The 727's tri-jet layout enables the crew to keep the pod engines at static thrust and use the central engine for variable thrust to assist in achieving the correct speed for spraying.
Boeing 727-2S2F(RE) G-OSRA, the last 727 ever built, in the hangar at T2’s base at Doncaster Sheffield Airport, from where the 727s can be mobilised in four hours to respond to oil spills worldwide.
A practice spray run over the North Sea. For spraying operations, the aircraft is flown at altitudes between 150ft (45m) and 1,500ft (457m) and at speeds from 150kts (277km/h) to 170kts (315km/h).
A close-up of the TERSUS Aerial Dispersant System releasing fluid. The flow rate during spray operations is between 500 and 1,200 litres (109-264 gallons) per minute.
The TERSUS Aerial Dispersant System features seven interconnecting 2,200-litre (483-gallon) tanks.
Both 727-2S2F(RE)s operated by T2 were formerly used as freighters by FedEx in the United States.
One of the two Boeing 727-2S2F(RE)s operated by T2 for Oil Spill Response demonstrating its spraying capabilities at Farnborough in 2016. The TERSUS Aerial Dispersant System is visible on the underside of the aircraft's rear fuselage.

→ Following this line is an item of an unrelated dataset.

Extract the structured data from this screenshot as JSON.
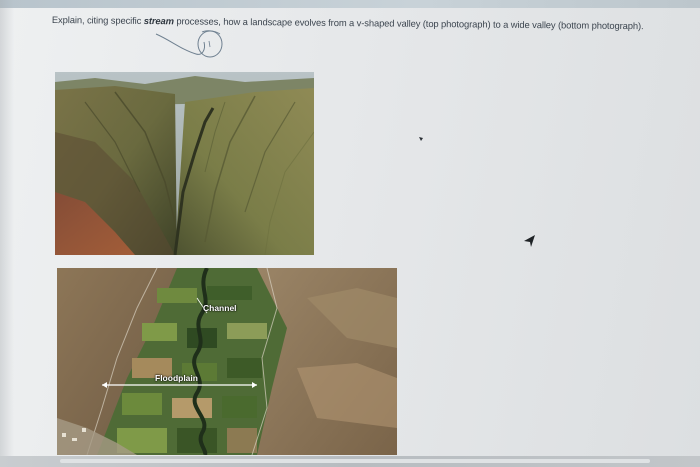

The good provenance of former FedEx aircraft and powerful Pratt & Whitney JT8D turbofan engines were two factors in the 727's selection for the oil spill response role.